She let the oar rest across her lap; there was no need to paddle. The river swept her through the forest at a pace that might have frightened her once. Now, she could only watch the trees and water and mud bleed into a single image at the edges of her vision, trying to convince herself she was afraid of nothing.
Every aspect of her life was like this river. Thrashing, chaotic, ready to plunge her over a cliff at any moment. She couldn’t see where she was headed, but Time kept up his never-ending pilgrimage, content with nothing if not to drag her along with him.
Faster and faster, the river tumbled on. She could see up ahead a spot where the trees cleared and a continual mist sprayed up from some unknown depth. Unconsciously, she stuck the paddle back in the river, and tried to angle toward the bank. But sharp rocks stood guard along the shore, and the current carried her as helplessly as though she were an ant upon a leaf.

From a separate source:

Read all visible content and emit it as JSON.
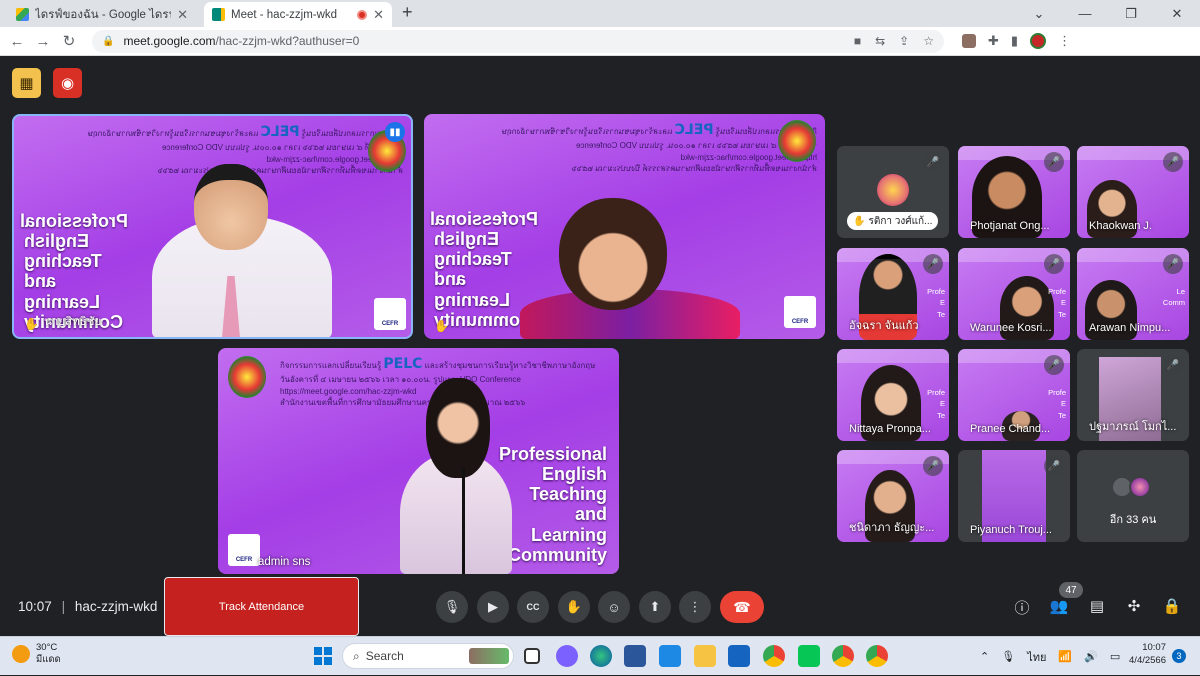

She fought it. Her arms and chest trembled with the effort. She forgot all else. There was only the river below her, the forest around her, and the driving instinct to flee these deadly rapids. Through weariness onto total exhaustion she paddled. But with every inch gained toward shore, she lost a foot toward the cliff.
At last she reached a point beyond exhaustion, a point where weakness of body overpowers even the strongest of wills to survive. Mere feet from the shore, she let the oar slip into the rapids, and lay back, feeling no fear, only regret for a life wasted.
But as her consciousness slipped toward oblivion, a great jarring shivered the boat, and the unmistakable sense of a rudder driving through soft earth shook her upright. Then all was still.
The boat idled halfway up the bank, wedged between a pair of sharp boulders.
She climbed out and collapsed on the shore. Even as exhaustion took her, life acquired a new and unexpected splendor, and she smiled at the jagged boulders and whatever quirk of the tide had sent her to their saving embrace.